Kitchen, William A.

Displaying 25 - 36 of 64

From William A. Kitchen to Harry S. Truman, February 14, 1941

Letter from William A. Kitchen to Senator Harry S. Truman in which Kitchen provides intelligence that if a Missourian were to be appointed as a new judge on the Eighth Circuit Court of Appeals, it would be Charlie Carr. Kitchen refuses to give up on the endeavor as it may be June 1941 before the position is filled.

From William A. Kitchen to Harry S. Truman, December 7, 1937

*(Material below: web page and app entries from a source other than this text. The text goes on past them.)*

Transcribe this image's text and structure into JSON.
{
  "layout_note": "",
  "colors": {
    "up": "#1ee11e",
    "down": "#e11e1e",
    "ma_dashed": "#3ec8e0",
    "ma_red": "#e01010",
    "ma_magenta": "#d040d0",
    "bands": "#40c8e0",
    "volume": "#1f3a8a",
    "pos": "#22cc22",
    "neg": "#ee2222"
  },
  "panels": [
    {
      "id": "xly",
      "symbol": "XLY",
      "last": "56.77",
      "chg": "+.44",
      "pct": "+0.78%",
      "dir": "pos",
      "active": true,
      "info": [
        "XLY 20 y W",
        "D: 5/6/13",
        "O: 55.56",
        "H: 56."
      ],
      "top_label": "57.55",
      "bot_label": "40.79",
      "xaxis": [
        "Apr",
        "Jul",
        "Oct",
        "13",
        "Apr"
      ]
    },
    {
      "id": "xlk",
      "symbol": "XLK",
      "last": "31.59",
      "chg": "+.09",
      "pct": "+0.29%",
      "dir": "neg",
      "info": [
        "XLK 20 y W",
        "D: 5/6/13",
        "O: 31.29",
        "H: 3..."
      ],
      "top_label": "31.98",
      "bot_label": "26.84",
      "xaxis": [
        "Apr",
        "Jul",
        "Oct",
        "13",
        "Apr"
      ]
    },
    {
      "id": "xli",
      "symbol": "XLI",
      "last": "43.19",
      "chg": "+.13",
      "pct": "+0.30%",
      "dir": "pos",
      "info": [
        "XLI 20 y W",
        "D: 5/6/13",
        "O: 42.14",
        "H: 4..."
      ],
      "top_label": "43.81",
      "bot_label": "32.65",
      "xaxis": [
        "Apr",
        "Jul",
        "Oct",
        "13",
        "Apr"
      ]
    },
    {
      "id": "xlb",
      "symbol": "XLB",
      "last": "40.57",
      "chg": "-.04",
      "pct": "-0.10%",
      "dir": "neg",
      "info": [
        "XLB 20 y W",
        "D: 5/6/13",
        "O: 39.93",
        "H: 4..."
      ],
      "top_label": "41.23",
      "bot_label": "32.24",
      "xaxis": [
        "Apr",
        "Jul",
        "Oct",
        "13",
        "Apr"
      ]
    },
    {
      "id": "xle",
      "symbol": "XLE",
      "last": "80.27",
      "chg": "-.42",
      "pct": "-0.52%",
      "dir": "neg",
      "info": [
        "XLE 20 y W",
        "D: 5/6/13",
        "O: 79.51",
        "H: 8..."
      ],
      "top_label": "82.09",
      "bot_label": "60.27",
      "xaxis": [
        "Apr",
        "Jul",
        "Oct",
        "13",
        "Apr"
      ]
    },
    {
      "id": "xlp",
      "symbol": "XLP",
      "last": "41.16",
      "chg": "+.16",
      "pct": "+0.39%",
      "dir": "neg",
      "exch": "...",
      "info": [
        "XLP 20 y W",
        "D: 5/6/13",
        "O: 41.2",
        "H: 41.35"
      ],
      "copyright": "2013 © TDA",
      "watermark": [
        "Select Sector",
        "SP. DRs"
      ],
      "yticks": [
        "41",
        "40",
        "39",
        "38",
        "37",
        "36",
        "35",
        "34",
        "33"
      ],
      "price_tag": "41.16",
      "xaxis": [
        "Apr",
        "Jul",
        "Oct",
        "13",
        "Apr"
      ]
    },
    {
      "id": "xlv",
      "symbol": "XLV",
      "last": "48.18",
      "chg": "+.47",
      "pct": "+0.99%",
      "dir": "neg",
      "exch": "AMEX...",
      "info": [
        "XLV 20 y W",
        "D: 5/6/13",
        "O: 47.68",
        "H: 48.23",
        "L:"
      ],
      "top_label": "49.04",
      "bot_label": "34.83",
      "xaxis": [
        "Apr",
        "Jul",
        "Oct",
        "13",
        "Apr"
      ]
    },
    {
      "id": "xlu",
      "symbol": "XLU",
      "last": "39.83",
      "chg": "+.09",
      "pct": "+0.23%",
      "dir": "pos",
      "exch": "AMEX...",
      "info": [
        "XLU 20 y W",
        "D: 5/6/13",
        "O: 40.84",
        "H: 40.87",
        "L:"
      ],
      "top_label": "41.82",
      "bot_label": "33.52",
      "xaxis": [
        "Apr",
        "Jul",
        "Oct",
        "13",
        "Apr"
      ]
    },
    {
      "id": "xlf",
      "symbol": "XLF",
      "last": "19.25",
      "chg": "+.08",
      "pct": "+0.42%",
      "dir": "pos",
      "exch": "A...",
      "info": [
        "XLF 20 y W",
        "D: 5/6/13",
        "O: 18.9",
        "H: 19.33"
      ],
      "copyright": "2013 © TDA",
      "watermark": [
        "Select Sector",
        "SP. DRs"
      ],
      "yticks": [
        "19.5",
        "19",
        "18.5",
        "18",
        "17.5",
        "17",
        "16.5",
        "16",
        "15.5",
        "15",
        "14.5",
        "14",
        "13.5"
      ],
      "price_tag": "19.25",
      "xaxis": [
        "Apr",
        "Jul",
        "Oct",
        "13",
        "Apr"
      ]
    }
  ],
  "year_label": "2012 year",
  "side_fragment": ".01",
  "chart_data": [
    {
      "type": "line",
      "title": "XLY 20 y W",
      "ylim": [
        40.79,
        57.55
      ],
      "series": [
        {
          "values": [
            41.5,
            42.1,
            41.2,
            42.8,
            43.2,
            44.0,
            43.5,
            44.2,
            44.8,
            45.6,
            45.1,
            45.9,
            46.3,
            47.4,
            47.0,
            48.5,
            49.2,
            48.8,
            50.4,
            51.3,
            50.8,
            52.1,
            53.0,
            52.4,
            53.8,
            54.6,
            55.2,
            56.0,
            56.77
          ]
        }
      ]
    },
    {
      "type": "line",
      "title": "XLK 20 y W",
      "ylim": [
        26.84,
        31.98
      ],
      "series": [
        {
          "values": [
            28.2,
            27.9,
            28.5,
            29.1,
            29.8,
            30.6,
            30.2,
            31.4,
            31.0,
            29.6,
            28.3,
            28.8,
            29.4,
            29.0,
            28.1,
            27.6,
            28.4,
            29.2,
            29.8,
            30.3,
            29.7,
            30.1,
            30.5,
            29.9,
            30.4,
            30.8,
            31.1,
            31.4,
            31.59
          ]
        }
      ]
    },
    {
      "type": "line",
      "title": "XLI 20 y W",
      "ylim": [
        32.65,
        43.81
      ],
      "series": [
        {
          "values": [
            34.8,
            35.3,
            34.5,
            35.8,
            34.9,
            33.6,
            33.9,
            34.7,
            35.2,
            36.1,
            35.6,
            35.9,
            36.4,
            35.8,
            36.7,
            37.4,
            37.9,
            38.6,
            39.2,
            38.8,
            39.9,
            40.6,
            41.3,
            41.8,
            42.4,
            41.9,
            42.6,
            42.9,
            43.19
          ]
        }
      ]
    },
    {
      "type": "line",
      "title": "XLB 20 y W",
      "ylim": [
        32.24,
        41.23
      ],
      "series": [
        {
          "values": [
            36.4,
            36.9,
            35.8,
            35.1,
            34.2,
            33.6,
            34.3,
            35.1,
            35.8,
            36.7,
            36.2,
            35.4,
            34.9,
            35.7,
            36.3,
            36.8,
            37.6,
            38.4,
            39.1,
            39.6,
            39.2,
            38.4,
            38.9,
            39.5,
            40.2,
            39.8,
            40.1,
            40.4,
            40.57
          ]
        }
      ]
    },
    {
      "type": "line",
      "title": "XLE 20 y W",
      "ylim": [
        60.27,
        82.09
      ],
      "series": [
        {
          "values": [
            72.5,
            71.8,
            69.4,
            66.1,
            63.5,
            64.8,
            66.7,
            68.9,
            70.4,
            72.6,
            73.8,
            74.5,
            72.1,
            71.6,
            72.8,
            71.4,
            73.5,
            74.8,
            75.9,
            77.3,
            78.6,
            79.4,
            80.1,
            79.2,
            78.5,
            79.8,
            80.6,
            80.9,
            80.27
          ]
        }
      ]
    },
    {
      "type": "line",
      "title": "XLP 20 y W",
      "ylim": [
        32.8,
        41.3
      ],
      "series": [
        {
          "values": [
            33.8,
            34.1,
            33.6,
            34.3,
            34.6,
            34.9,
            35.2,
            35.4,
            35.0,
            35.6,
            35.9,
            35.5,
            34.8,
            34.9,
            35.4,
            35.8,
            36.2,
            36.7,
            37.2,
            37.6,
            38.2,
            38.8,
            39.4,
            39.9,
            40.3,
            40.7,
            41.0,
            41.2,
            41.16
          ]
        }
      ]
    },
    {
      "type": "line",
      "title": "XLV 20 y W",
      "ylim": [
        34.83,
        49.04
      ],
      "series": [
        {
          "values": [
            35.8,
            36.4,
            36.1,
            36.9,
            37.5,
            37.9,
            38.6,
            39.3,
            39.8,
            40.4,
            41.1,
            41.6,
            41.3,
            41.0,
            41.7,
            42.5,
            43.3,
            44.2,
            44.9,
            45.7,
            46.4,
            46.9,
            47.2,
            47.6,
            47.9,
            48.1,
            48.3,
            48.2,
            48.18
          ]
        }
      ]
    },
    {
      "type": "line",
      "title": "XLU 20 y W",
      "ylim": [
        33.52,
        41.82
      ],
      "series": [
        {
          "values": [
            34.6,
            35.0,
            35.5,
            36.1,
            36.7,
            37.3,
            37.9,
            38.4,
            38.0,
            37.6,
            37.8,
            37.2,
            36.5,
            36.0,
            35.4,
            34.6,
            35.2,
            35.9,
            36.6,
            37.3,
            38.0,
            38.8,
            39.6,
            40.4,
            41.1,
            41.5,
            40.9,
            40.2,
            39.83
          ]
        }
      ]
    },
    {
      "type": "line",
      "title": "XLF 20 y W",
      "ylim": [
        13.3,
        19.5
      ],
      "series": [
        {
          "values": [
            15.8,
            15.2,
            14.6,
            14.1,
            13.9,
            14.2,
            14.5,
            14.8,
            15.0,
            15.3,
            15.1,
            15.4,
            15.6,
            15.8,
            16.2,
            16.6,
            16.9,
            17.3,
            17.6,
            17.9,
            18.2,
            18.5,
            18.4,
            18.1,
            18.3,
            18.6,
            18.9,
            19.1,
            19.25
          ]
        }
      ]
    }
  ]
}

Letter from William A. Kitchen to Senator Harry S. Truman in which Kitchen suggests a way in which Truman can put in a replacement for Maurice M. Milligan as U.S. attorney at Kansas City. Kitchen proposes that the President could appoint a new attorney of Truman's choosing, but keep Milligan as a special prosecutor for the Kansas City voter fraud cases. By doing so, Truman can control the placement without the Kansas City newspapers accusing him of trying to suppress the prosecution of voter fraud.

From William A. Kitchen to Harry S. Truman, December 12, 1941

Letter from William A. Kitchen to Senator Harry S. Truman in which Kitchen updates Truman on the recent "Democratic pow-wow" in Jefferson City, Missouri.

From William A. Kitchen to Harry S. Truman, August 9, 1935

Letter from William A. Kitchen to Senator Harry S. Truman in which Kitchen encourages Truman to give K. E. Long of Newburg, Missouri a job under Mr. Murray. Kitchen finds Long to be "well connected politically in Phelps County and I am, therefore, extremely anxious that he be placed on the payroll at the earliest possible date."

From William A. Kitchen to Harry S. Truman, August 20, 1940

Letter from William A. Kitchen to Senator Harry S. Truman in which Kitchen discusses suitable candidates for state chairman and other details for Truman's 1940 Senate campaign. In his postscript he urges Truman to attend the American Legion convention on Labor Day in Sedalia, Missouri.

From William A. Kitchen to Harry S. Truman, August 19, 1941

Letter from William A. Kitchen to Senator Harry S. Truman in which Kitchen discusses a number of Missouri political matters including possible state chairman replacements. He also provides intelligence concerning a secret political meeting held in the Lake of the Ozarks, Missouri. In attendance were Lloyd C. Stark, J. D. James, William E. Kemp, Edgar Shook, Andrew Murphy, et al..

From William A. Kitchen to Harry S. Truman, August 14, 1935

Letter from William A. Kitchen to Senator Harry S. Truman in which Kitchen discusses Franklin D. Roosevelt's unpopularity among World War veterans. Kitchen suggests that the President must attend the American Legion National Convention in St. Louis that year if he intends to visit the following year during his reelection campaign.

From William A. Kitchen to Harry S. Truman, August 13, 1940

Letter from William A. Kitchen to Senator Harry S. Truman in which Kitchen discusses Truman's victory as Democratic candidate for re-election in the Senate. He then provides suggestions for Truman's fall campaign strategy.

From William A. Kitchen to Harry S. Truman, August 13, 1940

Letter from William A. Kitchen to Senator Harry S. Truman in which Kitchen informs Truman he just saw Truman's good friend P. C. Carlock. Kitchen asks Truman to do what it takes to appoint Carlock to his desired position as sub-carrier at Greenfield, Missouri.

From William A. Kitchen to Harry S. Truman, August 1, 1935

Letter from William A. Kitchen to Senator Harry S. Truman in which Kitchen discusses filling the position of Veterans' Placement Officer for the State of Missouri.

From William A. Kitchen to Harry S. Truman, April 6, 1937

Letter from William A. Kitchen to Senator Harry S. Truman in which Kitchen provides his opinion on two appointments to the Workmen's Compensation Commission and the political repercussions of the same. He also informs Truman of James M. Pendergast's opinion on the situation.

From P. C. Carlock to William A. Kitchen

Letter from P. C. Carlock to William A. Kitchen in which Carlock informs Kitchen of his desire to be the sub-carrier in Greenfield, Missouri. Carlock asks him if he may be able to help him procure the position.